Strategies for promoting North Korean denuclearization will be a key topic of discussion during President Obama's upcoming meeting with Chinese President Xi Jinping, the Yonhap News Agency reported on Tuesday.
The leaders are scheduled for talks on Friday and Saturday in California.
"The United States and China share the view that denuclearization of the Korean Peninsula is essential if we are to move forward in any diplomatic process with North Korea," State Department spokeswoman Jennifer Psaki said to reporters. "That's an issue that we work closely with them on. I'm sure it will be an issue discussed this weekend and moving forward."
China is the North's top economic benefactor and political ally, and so is seen as having significant influence over the regime's decision-making. It is also among the six nations involved in long-stalled negotiations on permanently shutting down North Korea's nuclear arms program,
Beijing and the other six-party talks states -- Japan, Russia, South Korea, and the United States -- continue to urge Pyongyang to adhere to its September 2005 denuclearization agreement and other commitments, Psaki said.
White House spokesman Jay Carney said cybersecurity would be among the other issues raised at the two-day summit. Washington suspects Beijing of carrying out an aggressive cyber-attack campaign, reportedly including hacking designs for U.S. ballistic missile defense systems and other weaponry. China denies such activities.
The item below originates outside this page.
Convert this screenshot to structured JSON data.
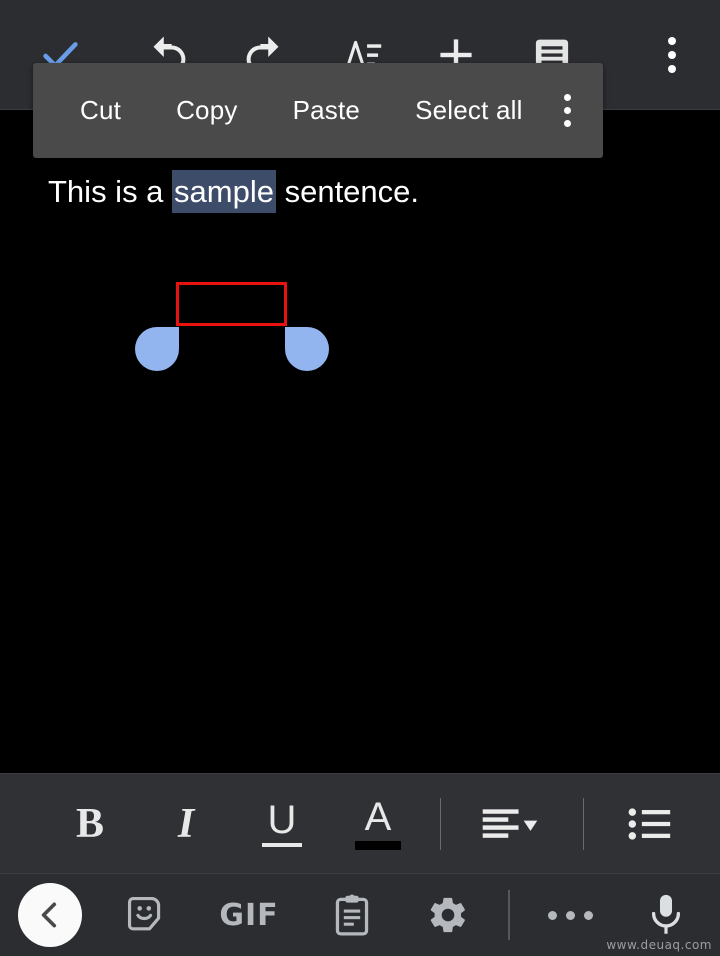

A lower-level U.S.-China meeting on cyber spying is scheduled for July, the Associated Press reported.